Here are the facts: we now know David Cameron is a pretty close friend of News International's former chief executive Rebecca Brookes.

We know this in some detail – from his rides on her ex-police horse to the frequent texts, with their clumsy acronym usage.

We know there were other significant contacts between Rupert Murdoch's News Corp and the Conservative Party under Mr Cameron, not least the security-light hiring of Andy Coulson as the soon-to-be Prime Minister's PR man.

We now know that at the time Jeremy Hunt was given responsibility for ruling on News Corp's bid for control of BSkyB, he had already written a memo to Mr Cameron insisting it would be totally wrong to "cave in" to the deal's opponents, the UK could "lead the way" if the takeover was allowed, and that the UK's media sector would "suffer for years" if it was not.

And we know Vince Cable was relieved of responsibility for deciding on the same bid because it emerged his personal view was plainly biased against Mr Murdoch's empire.

It is evident both decisions cannot be correct. If it was right to alleviate Mr Cable of the quasi-judicial duty due to him having formed a preconceived idea of the desirability of a Murdoch takeover at BSkyB then it cannot have been correct to hand the task to the Culture Secretary who had formed equally fixed ideas but in the opposite direction.

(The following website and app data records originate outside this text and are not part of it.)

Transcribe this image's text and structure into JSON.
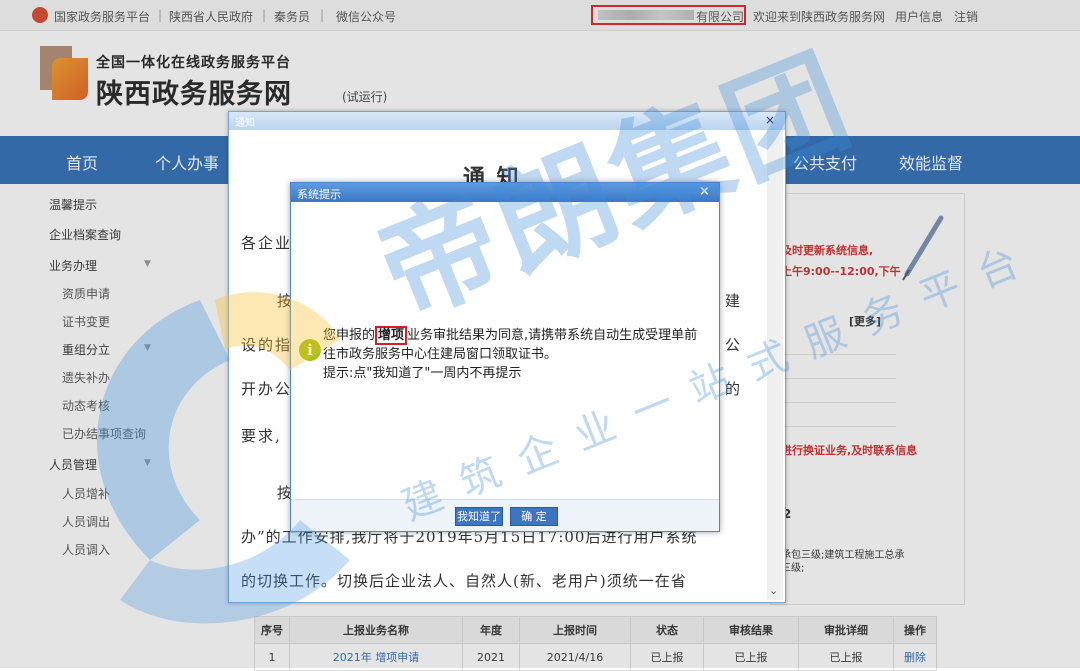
{
  "topbar": {
    "links": [
      "国家政务服务平台",
      "陕西省人民政府",
      "秦务员",
      "微信公众号"
    ],
    "company_suffix": "有限公司",
    "welcome": "欢迎来到陕西政务服务网",
    "user_info": "用户信息",
    "logout": "注销"
  },
  "header": {
    "subtitle": "全国一体化在线政务服务平台",
    "title": "陕西政务服务网",
    "beta": "(试运行)"
  },
  "nav": {
    "items": [
      "首页",
      "个人办事",
      "公共支付",
      "效能监督"
    ]
  },
  "left_menu": [
    {
      "label": "温馨提示",
      "level": 1
    },
    {
      "label": "企业档案查询",
      "level": 1
    },
    {
      "label": "业务办理",
      "level": 1,
      "caret": "▼"
    },
    {
      "label": "资质申请",
      "level": 2
    },
    {
      "label": "证书变更",
      "level": 2
    },
    {
      "label": "重组分立",
      "level": 2,
      "caret": "▼"
    },
    {
      "label": "遗失补办",
      "level": 2
    },
    {
      "label": "动态考核",
      "level": 2
    },
    {
      "label": "已办结事项查询",
      "level": 2
    },
    {
      "label": "人员管理",
      "level": 1,
      "caret": "▼"
    },
    {
      "label": "人员增补",
      "level": 2
    },
    {
      "label": "人员调出",
      "level": 2
    },
    {
      "label": "人员调入",
      "level": 2
    }
  ],
  "right_panel": {
    "red_line1": "及时更新系统信息,",
    "red_line2": "上午9:00--12:00,下午",
    "more": "[更多]",
    "red_line3": "进行换证业务,及时联系信息",
    "qual_line1": "业承包三级;建筑工程施工总承",
    "qual_line2": "包三级;",
    "num": "2"
  },
  "table": {
    "headers": [
      "序号",
      "上报业务名称",
      "年度",
      "上报时间",
      "状态",
      "审核结果",
      "审批详细",
      "操作"
    ],
    "rows": [
      [
        "1",
        "2021年 增项申请",
        "2021",
        "2021/4/16",
        "已上报",
        "已上报",
        "已上报",
        "删除"
      ]
    ]
  },
  "notice": {
    "window_title": "通知",
    "heading": "通  知",
    "salutation": "各企业",
    "lines": [
      {
        "left": "按",
        "right": "建"
      },
      {
        "left": "设的指",
        "right": "公"
      },
      {
        "left": "开办公",
        "right": "的"
      },
      {
        "left": "要求,",
        "right": ""
      },
      {
        "left": "按",
        "right": ""
      }
    ],
    "line_partial": "办”的工作安排,我厅将于2019年5月15日17:00后进行用户系统",
    "line_last": "的切换工作。切换后企业法人、自然人(新、老用户)须统一在省"
  },
  "sys_dialog": {
    "title": "系统提示",
    "close": "×",
    "msg_pre": "您申报的",
    "msg_highlight": "增项",
    "msg_post": "业务审批结果为同意,请携带系统自动生成受理单前",
    "msg_line2": "往市政务服务中心住建局窗口领取证书。",
    "msg_line3": "提示:点\"我知道了\"一周内不再提示",
    "btn_know": "我知道了",
    "btn_ok": "确 定"
  },
  "watermark": {
    "brand": "帝朗集团",
    "slogan": "建筑企业一站式服务平台"
  },
  "colors": {
    "nav": "#2e6db7",
    "accent_red": "#d41f27",
    "info_green": "#9bc31b"
  }
}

No amount of bluster over Mr Hunt having sought independent advice at every stage – as Mr Cameron insisted yesterday – can change that.

Of course other politicians and parties have had their links with News Corp: Tony Blair became godfather to one of Rupert Murdoch's daughters. But in Mr Blair's case the links did not spill over into influencing one of the most important political and commercial deals for decades.

Any reasonable person would conclude instead that there was something malodorous about the decision and that it suited Mr Cameron to appoint someone who was biased not against the bid, but in favour of it – in order to advance the interests of some of his friends in the media industry, and enhance the prospects of the Conservative Party.

This is the analysis Mr Cameron is keen to discourage. "There was no great conspiracy," he claims.

Will that wash in the court of public opinion? Revelations from the Leveson Inquiry are now heaping pressure on the Prime Minister, and the time may come when he too faces calls to resign over the tangled relationships between the Murdoch empire and the Conservative half of the Coalition Government.

Ultimately, it is a matter of judgment. Politicians can bring a number of skills to the job. But the one thing they must have is judgment, and Mr Cameron's is now seriously in question.